HOW TO COMPLETE THIS TASK: Give, as a bare number, the count of lines below that contain "Test".

[Entries from a dataset of interfaces]

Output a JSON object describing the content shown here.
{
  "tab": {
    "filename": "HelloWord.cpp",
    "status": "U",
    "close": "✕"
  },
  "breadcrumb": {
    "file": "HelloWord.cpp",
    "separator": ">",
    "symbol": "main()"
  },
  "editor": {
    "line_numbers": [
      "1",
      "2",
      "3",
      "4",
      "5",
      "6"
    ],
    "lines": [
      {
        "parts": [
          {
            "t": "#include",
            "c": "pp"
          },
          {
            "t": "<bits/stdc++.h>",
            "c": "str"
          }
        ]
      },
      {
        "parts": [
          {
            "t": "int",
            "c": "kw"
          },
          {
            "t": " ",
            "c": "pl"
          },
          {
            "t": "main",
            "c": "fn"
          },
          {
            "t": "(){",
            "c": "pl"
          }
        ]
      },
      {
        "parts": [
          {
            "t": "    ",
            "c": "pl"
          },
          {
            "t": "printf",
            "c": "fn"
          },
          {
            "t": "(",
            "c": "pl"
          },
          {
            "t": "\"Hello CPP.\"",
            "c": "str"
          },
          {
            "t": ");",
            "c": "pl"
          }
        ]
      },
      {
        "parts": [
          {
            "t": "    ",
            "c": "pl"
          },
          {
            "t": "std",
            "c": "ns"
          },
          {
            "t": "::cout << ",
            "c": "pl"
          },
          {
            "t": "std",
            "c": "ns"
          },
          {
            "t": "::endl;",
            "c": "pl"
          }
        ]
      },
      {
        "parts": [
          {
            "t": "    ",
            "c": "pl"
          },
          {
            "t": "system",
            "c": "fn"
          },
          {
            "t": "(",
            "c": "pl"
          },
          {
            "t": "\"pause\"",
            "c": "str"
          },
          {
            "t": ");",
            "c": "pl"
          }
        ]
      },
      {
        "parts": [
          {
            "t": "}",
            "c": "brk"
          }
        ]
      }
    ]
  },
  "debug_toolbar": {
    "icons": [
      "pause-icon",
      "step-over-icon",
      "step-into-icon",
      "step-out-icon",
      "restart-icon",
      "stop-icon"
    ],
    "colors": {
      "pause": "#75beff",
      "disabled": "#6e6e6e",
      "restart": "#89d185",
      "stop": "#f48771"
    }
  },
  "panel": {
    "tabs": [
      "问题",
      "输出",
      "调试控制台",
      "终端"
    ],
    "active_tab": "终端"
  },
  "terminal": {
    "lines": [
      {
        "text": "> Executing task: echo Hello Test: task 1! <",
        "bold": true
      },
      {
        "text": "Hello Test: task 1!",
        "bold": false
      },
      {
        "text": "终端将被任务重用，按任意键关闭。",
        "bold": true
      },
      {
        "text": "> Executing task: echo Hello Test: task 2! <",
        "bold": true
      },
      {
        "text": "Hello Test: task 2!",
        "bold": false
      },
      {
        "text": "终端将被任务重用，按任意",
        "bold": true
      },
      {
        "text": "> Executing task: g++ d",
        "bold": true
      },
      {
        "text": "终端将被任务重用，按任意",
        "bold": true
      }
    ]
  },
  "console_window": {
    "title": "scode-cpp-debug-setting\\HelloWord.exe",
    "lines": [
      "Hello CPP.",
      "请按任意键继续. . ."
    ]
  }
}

EXERCISE ANSWER: 4